I feel like I read a different book than everyone else. Goodreads is full of reviewers that loved this book and I didn’t like it. I was hoping for more of a beach read, but it was more mystery, which I wasn’t in love with.
There are 2 mysteries to be solved in Sunset Beach. The first one is dating back 40 years, where a beautiful woman disappeared one day. The second is in present day, where a young mother was found dead at her workplace. There was some twists and turns and some red herrings thrown in, but overall I found that they weren’t great mysteries.
I didn’t enjoyed the main character, Drue and it was mostly due to the writing of the author. The author drilled what happened over the reader so many times, it was annoying. Drue would take action and something would happen. Then Drue would tell person A exactly what happened. And then she told person B the exact same thing.
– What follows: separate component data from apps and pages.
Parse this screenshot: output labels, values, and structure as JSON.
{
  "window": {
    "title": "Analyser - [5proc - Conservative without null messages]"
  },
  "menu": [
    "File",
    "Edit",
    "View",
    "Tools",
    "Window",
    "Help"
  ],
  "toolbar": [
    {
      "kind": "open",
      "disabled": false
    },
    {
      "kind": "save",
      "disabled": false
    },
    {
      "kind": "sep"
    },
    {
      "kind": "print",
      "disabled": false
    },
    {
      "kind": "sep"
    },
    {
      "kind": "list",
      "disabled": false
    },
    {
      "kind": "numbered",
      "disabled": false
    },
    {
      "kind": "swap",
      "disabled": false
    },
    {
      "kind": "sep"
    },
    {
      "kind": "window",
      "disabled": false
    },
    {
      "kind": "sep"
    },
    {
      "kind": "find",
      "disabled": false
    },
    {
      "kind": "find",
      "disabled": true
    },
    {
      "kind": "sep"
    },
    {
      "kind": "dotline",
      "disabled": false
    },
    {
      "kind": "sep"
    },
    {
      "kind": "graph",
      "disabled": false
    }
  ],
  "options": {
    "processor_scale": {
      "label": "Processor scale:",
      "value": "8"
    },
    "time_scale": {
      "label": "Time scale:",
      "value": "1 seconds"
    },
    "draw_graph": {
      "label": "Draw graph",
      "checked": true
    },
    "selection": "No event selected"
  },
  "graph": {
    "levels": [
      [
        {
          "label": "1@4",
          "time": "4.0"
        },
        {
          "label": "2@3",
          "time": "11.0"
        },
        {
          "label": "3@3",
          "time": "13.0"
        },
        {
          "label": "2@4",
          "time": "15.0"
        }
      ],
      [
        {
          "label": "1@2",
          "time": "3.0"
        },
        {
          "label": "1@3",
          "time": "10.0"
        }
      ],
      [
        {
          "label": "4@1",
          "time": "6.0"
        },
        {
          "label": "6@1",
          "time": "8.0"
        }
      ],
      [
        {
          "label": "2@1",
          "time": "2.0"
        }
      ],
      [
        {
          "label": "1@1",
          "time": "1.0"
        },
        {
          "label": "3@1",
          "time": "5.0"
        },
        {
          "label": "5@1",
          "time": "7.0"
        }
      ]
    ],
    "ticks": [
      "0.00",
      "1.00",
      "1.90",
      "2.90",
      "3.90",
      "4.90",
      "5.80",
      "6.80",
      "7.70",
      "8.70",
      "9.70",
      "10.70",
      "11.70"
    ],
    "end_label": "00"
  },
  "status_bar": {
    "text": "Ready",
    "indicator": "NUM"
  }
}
I didn’t need to be told what happened three times, I got it the first time.
2 calculators out of a potential 5. Really repetitive and sadly not the light beach read I was looking for.
Thank you to Netgallery and St. Martin’s Press for an ARC in exchange for my honest review.